**TASK DESCRIPTION:** Nothing should change. Output the data exactly.
[[ INPUT MATERIAL open ]]
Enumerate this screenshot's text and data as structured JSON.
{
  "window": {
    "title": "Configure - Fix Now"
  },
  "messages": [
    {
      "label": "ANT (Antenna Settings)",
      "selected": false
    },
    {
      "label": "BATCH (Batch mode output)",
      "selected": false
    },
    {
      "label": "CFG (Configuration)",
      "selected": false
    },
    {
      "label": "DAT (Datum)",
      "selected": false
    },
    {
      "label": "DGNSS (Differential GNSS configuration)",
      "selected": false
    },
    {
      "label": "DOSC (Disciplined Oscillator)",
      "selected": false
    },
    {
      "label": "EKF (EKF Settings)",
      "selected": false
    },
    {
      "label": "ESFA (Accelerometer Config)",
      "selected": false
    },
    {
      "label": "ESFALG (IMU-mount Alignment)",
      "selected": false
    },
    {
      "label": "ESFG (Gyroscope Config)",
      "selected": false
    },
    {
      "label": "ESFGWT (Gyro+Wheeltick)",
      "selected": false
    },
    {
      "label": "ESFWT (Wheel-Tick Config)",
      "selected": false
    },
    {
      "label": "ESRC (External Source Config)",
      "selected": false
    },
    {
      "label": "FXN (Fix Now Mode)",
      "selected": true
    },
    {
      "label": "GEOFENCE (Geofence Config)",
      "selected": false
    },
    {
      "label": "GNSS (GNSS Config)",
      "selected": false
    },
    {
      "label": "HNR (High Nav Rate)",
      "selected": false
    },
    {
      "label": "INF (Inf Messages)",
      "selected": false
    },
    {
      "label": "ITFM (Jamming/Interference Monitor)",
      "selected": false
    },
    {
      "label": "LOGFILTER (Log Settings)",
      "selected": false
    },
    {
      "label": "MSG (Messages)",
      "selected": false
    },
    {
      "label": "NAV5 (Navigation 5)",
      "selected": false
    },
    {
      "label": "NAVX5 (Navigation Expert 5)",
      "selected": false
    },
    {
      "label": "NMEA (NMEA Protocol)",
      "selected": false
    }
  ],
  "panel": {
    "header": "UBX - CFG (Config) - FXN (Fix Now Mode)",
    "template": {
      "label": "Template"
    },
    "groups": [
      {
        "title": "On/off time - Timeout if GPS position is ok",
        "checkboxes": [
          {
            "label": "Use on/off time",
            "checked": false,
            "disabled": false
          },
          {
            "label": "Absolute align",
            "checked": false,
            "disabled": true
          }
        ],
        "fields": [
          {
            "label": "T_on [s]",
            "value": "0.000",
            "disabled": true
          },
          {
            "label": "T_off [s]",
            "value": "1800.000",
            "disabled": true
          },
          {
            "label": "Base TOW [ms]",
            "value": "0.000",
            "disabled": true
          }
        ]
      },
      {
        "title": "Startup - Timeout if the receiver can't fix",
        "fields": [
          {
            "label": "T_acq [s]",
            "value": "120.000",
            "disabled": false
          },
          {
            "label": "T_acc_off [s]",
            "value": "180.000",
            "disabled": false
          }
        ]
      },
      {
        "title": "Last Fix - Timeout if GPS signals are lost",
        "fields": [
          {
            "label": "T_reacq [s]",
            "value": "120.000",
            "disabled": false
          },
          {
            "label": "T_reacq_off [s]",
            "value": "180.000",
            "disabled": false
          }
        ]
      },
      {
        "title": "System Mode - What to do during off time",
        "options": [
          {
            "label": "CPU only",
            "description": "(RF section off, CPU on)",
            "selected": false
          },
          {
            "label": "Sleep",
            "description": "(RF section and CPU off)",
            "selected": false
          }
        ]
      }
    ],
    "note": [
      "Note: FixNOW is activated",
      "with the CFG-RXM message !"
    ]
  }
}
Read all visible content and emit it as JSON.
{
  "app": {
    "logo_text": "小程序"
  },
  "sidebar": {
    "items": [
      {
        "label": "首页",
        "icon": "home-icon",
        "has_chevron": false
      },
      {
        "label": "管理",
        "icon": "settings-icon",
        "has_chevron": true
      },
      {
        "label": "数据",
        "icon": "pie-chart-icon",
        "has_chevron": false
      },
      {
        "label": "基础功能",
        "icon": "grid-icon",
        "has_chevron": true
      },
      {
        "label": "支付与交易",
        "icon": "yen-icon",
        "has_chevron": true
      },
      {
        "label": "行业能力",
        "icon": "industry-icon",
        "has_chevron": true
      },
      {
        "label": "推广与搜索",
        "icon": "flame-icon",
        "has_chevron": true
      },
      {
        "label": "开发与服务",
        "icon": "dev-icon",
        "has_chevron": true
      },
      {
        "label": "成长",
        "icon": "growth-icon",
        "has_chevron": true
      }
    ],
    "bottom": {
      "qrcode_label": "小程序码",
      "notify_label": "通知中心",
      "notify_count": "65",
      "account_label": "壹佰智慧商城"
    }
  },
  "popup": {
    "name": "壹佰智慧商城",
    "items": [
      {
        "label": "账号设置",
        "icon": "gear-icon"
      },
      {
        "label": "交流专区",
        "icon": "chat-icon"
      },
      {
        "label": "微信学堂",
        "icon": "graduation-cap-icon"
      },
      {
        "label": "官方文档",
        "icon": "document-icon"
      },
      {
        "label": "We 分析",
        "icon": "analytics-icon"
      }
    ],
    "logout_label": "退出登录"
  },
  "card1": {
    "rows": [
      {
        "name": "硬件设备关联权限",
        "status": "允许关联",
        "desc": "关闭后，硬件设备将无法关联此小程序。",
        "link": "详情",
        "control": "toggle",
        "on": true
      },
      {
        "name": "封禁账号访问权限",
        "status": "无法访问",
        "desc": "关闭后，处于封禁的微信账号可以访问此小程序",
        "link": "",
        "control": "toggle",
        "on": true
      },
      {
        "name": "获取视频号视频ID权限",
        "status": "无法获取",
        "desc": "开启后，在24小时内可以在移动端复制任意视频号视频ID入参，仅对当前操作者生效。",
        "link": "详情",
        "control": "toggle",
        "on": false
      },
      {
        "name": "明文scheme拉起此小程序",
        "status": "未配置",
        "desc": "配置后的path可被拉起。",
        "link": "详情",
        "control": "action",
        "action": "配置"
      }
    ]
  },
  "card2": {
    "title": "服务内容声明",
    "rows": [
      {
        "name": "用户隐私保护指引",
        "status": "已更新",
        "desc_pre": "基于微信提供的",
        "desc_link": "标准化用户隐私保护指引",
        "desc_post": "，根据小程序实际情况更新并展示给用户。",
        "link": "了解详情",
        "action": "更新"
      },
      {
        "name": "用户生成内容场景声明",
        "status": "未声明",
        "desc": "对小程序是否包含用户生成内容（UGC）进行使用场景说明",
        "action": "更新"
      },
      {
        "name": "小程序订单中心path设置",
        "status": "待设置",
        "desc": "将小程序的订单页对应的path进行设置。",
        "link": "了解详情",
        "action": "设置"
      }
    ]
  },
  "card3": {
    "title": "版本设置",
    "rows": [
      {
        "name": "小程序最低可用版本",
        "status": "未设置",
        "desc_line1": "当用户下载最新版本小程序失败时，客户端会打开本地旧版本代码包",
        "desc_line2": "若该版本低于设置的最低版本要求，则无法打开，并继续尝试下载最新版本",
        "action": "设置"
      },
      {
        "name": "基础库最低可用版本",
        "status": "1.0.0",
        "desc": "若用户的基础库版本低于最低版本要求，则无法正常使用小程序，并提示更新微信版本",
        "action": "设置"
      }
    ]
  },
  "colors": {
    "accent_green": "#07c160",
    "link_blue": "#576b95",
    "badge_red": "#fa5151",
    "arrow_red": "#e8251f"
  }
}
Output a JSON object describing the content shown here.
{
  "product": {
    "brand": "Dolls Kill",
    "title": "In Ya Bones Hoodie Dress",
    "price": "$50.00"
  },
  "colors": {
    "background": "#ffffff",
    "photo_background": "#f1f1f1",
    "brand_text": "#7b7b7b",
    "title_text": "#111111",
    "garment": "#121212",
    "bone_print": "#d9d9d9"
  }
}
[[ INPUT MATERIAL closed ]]
**TASK SOLUTION:**
Enumerate this screenshot's text and data as structured JSON.
{
  "window": {
    "title": "Configure - Fix Now"
  },
  "messages": [
    {
      "label": "ANT (Antenna Settings)",
      "selected": false
    },
    {
      "label": "BATCH (Batch mode output)",
      "selected": false
    },
    {
      "label": "CFG (Configuration)",
      "selected": false
    },
    {
      "label": "DAT (Datum)",
      "selected": false
    },
    {
      "label": "DGNSS (Differential GNSS configuration)",
      "selected": false
    },
    {
      "label": "DOSC (Disciplined Oscillator)",
      "selected": false
    },
    {
      "label": "EKF (EKF Settings)",
      "selected": false
    },
    {
      "label": "ESFA (Accelerometer Config)",
      "selected": false
    },
    {
      "label": "ESFALG (IMU-mount Alignment)",
      "selected": false
    },
    {
      "label": "ESFG (Gyroscope Config)",
      "selected": false
    },
    {
      "label": "ESFGWT (Gyro+Wheeltick)",
      "selected": false
    },
    {
      "label": "ESFWT (Wheel-Tick Config)",
      "selected": false
    },
    {
      "label": "ESRC (External Source Config)",
      "selected": false
    },
    {
      "label": "FXN (Fix Now Mode)",
      "selected": true
    },
    {
      "label": "GEOFENCE (Geofence Config)",
      "selected": false
    },
    {
      "label": "GNSS (GNSS Config)",
      "selected": false
    },
    {
      "label": "HNR (High Nav Rate)",
      "selected": false
    },
    {
      "label": "INF (Inf Messages)",
      "selected": false
    },
    {
      "label": "ITFM (Jamming/Interference Monitor)",
      "selected": false
    },
    {
      "label": "LOGFILTER (Log Settings)",
      "selected": false
    },
    {
      "label": "MSG (Messages)",
      "selected": false
    },
    {
      "label": "NAV5 (Navigation 5)",
      "selected": false
    },
    {
      "label": "NAVX5 (Navigation Expert 5)",
      "selected": false
    },
    {
      "label": "NMEA (NMEA Protocol)",
      "selected": false
    }
  ],
  "panel": {
    "header": "UBX - CFG (Config) - FXN (Fix Now Mode)",
    "template": {
      "label": "Template"
    },
    "groups": [
      {
        "title": "On/off time - Timeout if GPS position is ok",
        "checkboxes": [
          {
            "label": "Use on/off time",
            "checked": false,
            "disabled": false
          },
          {
            "label": "Absolute align",
            "checked": false,
            "disabled": true
          }
        ],
        "fields": [
          {
            "label": "T_on [s]",
            "value": "0.000",
            "disabled": true
          },
          {
            "label": "T_off [s]",
            "value": "1800.000",
            "disabled": true
          },
          {
            "label": "Base TOW [ms]",
            "value": "0.000",
            "disabled": true
          }
        ]
      },
      {
        "title": "Startup - Timeout if the receiver can't fix",
        "fields": [
          {
            "label": "T_acq [s]",
            "value": "120.000",
            "disabled": false
          },
          {
            "label": "T_acc_off [s]",
            "value": "180.000",
            "disabled": false
          }
        ]
      },
      {
        "title": "Last Fix - Timeout if GPS signals are lost",
        "fields": [
          {
            "label": "T_reacq [s]",
            "value": "120.000",
            "disabled": false
          },
          {
            "label": "T_reacq_off [s]",
            "value": "180.000",
            "disabled": false
          }
        ]
      },
      {
        "title": "System Mode - What to do during off time",
        "options": [
          {
            "label": "CPU only",
            "description": "(RF section off, CPU on)",
            "selected": false
          },
          {
            "label": "Sleep",
            "description": "(RF section and CPU off)",
            "selected": false
          }
        ]
      }
    ],
    "note": [
      "Note: FixNOW is activated",
      "with the CFG-RXM message !"
    ]
  }
}
Read all visible content and emit it as JSON.
{
  "app": {
    "logo_text": "小程序"
  },
  "sidebar": {
    "items": [
      {
        "label": "首页",
        "icon": "home-icon",
        "has_chevron": false
      },
      {
        "label": "管理",
        "icon": "settings-icon",
        "has_chevron": true
      },
      {
        "label": "数据",
        "icon": "pie-chart-icon",
        "has_chevron": false
      },
      {
        "label": "基础功能",
        "icon": "grid-icon",
        "has_chevron": true
      },
      {
        "label": "支付与交易",
        "icon": "yen-icon",
        "has_chevron": true
      },
      {
        "label": "行业能力",
        "icon": "industry-icon",
        "has_chevron": true
      },
      {
        "label": "推广与搜索",
        "icon": "flame-icon",
        "has_chevron": true
      },
      {
        "label": "开发与服务",
        "icon": "dev-icon",
        "has_chevron": true
      },
      {
        "label": "成长",
        "icon": "growth-icon",
        "has_chevron": true
      }
    ],
    "bottom": {
      "qrcode_label": "小程序码",
      "notify_label": "通知中心",
      "notify_count": "65",
      "account_label": "壹佰智慧商城"
    }
  },
  "popup": {
    "name": "壹佰智慧商城",
    "items": [
      {
        "label": "账号设置",
        "icon": "gear-icon"
      },
      {
        "label": "交流专区",
        "icon": "chat-icon"
      },
      {
        "label": "微信学堂",
        "icon": "graduation-cap-icon"
      },
      {
        "label": "官方文档",
        "icon": "document-icon"
      },
      {
        "label": "We 分析",
        "icon": "analytics-icon"
      }
    ],
    "logout_label": "退出登录"
  },
  "card1": {
    "rows": [
      {
        "name": "硬件设备关联权限",
        "status": "允许关联",
        "desc": "关闭后，硬件设备将无法关联此小程序。",
        "link": "详情",
        "control": "toggle",
        "on": true
      },
      {
        "name": "封禁账号访问权限",
        "status": "无法访问",
        "desc": "关闭后，处于封禁的微信账号可以访问此小程序",
        "link": "",
        "control": "toggle",
        "on": true
      },
      {
        "name": "获取视频号视频ID权限",
        "status": "无法获取",
        "desc": "开启后，在24小时内可以在移动端复制任意视频号视频ID入参，仅对当前操作者生效。",
        "link": "详情",
        "control": "toggle",
        "on": false
      },
      {
        "name": "明文scheme拉起此小程序",
        "status": "未配置",
        "desc": "配置后的path可被拉起。",
        "link": "详情",
        "control": "action",
        "action": "配置"
      }
    ]
  },
  "card2": {
    "title": "服务内容声明",
    "rows": [
      {
        "name": "用户隐私保护指引",
        "status": "已更新",
        "desc_pre": "基于微信提供的",
        "desc_link": "标准化用户隐私保护指引",
        "desc_post": "，根据小程序实际情况更新并展示给用户。",
        "link": "了解详情",
        "action": "更新"
      },
      {
        "name": "用户生成内容场景声明",
        "status": "未声明",
        "desc": "对小程序是否包含用户生成内容（UGC）进行使用场景说明",
        "action": "更新"
      },
      {
        "name": "小程序订单中心path设置",
        "status": "待设置",
        "desc": "将小程序的订单页对应的path进行设置。",
        "link": "了解详情",
        "action": "设置"
      }
    ]
  },
  "card3": {
    "title": "版本设置",
    "rows": [
      {
        "name": "小程序最低可用版本",
        "status": "未设置",
        "desc_line1": "当用户下载最新版本小程序失败时，客户端会打开本地旧版本代码包",
        "desc_line2": "若该版本低于设置的最低版本要求，则无法打开，并继续尝试下载最新版本",
        "action": "设置"
      },
      {
        "name": "基础库最低可用版本",
        "status": "1.0.0",
        "desc": "若用户的基础库版本低于最低版本要求，则无法正常使用小程序，并提示更新微信版本",
        "action": "设置"
      }
    ]
  },
  "colors": {
    "accent_green": "#07c160",
    "link_blue": "#576b95",
    "badge_red": "#fa5151",
    "arrow_red": "#e8251f"
  }
}
Output a JSON object describing the content shown here.
{
  "product": {
    "brand": "Dolls Kill",
    "title": "In Ya Bones Hoodie Dress",
    "price": "$50.00"
  },
  "colors": {
    "background": "#ffffff",
    "photo_background": "#f1f1f1",
    "brand_text": "#7b7b7b",
    "title_text": "#111111",
    "garment": "#121212",
    "bone_print": "#d9d9d9"
  }
}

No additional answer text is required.